    Luke 17:11-19. I love the observations of Amy-Jill Levine and Ben Witherington: “Illness does not stop at political borders; neither need healing stop at the borders.” The whole translated image of “ten lepers” misses the nuance: leproi andres means leprous men: “Their humanity is not swallowed up by their diseases” (at least to Luke, and to us Christians).

   I love this: these ten are ostracized, as so many are (who are they where you minister and preach??) – and yet they have one another! Ten are together – and maybe we think of the function of gay bars, or deaf bars, where those who don’t collude easily with others find good company. In such a group, Samaritans and Jews were totally fine being together! How often do the broken figure out how to be together when the allegedly “together” religious people can’t? AA meetings?

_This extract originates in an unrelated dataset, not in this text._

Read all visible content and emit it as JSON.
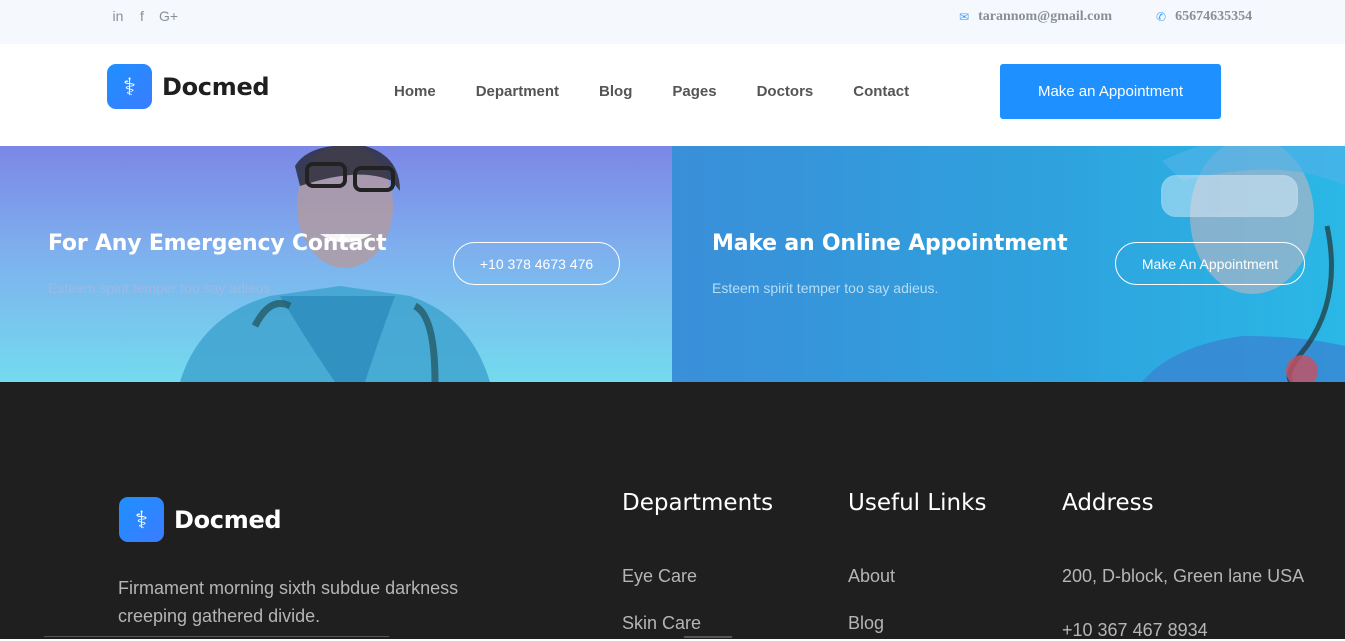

   Joe Fitzmyer (in his Anchor Bible Luke commentary) reminds us here that Jesus “lavishes his bounty on those who need him most.” The text opens up a vapid, disastrous option for the preacher. I once heard a sermon on the virtues of gratitude (which are many!) – with the illustration of one who, in the hospital, groused and complained versus the other patient who was grateful. This isn’t Miss Manners on how gratitude, writing thank-you notes and saying Thanks! incessantly forges a better path.

   The text intrigues. Jesus heals these guys – but they don’t or can’t notice until they are on their way to the priest (as they have until then been excluded from worship in the temple!). They are grateful: the Greek is eucharisteo – implying to early Christian readers the Lord’s Supper!!! Only one turned back – but we dare not divert into “exceptionalism,” the way people who speak of race talk of the one African-American who did well, implying the others didn’t but could have! No moralism here – as if, could we only be grateful, Jesus would heal and be pleased with us! Jesus heals the unhealable, and the Gospel is about realization of that healing and then joining in the Eucharistic table of love and the extension of this healing power to others.